As private bike-share expands outside China – it can already be found on the streets of Seattle and Washington, DC – there’s debate over whether these two competitors can coexist. We think they can. Traditional public bicycle and dockless bike-sharing have their own advantages and disadvantages, and they learn from each other as a result. Traditional public bicycles are learning to go dockless and adopt online convenience from the dockless bike-sharing systems, while dockless bike-sharing is shedding its chaotic approach in favor of a more rational approach to growth and street parking. There are definitely advantages to having a set location for bikes (docked) and also more flexible bikes (dockless), but they can only work together if there is an intentional plan, with regulations for dockless to complement docked and to reserve precious space for pedestrians. Ideally, traditional public bicycles and dockless bike-sharing will become an organic blend offering a convenient service for the public’s “last kilometer” and short trips.
Progress is underway. Xiaoming, Mobike, and other companies are recognizing their mistakes and working on a virtual “geo-fence” to comply with new bike parking requirements. The public and private models are coming from opposite directions, but will hopefully meet in the middle to strike a compromise in both convenience and order, providing the best experience for all of the city’s mobility needs.

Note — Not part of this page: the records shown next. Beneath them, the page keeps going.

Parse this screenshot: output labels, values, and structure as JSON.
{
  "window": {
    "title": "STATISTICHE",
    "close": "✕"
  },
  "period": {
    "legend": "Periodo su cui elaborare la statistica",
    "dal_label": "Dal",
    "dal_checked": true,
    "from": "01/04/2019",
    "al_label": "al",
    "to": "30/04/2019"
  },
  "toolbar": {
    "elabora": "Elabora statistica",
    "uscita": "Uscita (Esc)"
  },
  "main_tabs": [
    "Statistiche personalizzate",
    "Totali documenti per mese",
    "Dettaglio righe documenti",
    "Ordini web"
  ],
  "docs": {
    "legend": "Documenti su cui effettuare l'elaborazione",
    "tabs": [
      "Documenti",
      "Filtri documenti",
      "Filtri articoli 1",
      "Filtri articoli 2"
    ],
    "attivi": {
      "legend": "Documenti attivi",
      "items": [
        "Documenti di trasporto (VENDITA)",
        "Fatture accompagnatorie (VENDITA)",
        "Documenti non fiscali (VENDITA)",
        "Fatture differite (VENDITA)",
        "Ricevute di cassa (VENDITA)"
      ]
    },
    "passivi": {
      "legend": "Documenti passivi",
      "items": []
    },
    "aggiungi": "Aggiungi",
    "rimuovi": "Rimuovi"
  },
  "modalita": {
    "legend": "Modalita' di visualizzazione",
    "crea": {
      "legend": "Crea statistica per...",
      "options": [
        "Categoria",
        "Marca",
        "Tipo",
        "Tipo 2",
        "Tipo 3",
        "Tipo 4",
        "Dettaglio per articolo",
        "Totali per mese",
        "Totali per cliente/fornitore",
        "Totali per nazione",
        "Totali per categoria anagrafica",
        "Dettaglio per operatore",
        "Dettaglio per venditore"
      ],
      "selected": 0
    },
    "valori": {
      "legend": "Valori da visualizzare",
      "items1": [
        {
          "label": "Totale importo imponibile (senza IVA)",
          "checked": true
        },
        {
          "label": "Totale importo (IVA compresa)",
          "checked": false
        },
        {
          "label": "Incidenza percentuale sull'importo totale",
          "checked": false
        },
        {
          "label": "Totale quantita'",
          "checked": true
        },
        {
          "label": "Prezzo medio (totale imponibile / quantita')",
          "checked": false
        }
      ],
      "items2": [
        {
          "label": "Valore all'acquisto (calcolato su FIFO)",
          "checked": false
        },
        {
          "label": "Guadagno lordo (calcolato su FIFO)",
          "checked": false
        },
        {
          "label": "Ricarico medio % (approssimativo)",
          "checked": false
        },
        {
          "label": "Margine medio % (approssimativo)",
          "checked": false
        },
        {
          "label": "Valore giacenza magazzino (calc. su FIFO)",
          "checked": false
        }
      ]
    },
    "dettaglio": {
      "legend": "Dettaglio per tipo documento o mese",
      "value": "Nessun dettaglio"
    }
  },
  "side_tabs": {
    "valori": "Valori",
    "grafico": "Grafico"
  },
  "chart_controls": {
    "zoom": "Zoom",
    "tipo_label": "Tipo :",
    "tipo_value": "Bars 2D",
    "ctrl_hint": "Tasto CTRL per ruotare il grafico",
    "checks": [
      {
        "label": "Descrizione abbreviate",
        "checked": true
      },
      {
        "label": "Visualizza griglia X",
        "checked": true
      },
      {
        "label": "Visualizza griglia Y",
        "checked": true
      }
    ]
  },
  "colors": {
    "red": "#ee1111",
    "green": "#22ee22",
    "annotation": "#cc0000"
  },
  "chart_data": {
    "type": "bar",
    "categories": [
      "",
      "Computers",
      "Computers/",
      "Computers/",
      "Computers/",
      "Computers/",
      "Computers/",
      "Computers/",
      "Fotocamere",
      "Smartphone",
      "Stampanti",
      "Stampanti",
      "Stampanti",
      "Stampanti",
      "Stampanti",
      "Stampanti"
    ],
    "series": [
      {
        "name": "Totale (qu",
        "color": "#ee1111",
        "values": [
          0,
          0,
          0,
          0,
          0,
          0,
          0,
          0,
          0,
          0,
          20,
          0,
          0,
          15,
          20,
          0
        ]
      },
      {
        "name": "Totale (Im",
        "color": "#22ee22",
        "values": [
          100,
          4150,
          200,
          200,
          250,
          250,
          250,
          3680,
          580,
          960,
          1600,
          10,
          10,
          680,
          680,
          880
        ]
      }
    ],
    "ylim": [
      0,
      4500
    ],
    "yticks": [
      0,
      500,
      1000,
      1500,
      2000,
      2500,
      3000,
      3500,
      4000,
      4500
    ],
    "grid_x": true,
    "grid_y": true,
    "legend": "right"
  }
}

This blog post is modified from an article in the 29th issue of the Sustainable Transport magazine. You can find the article and others here.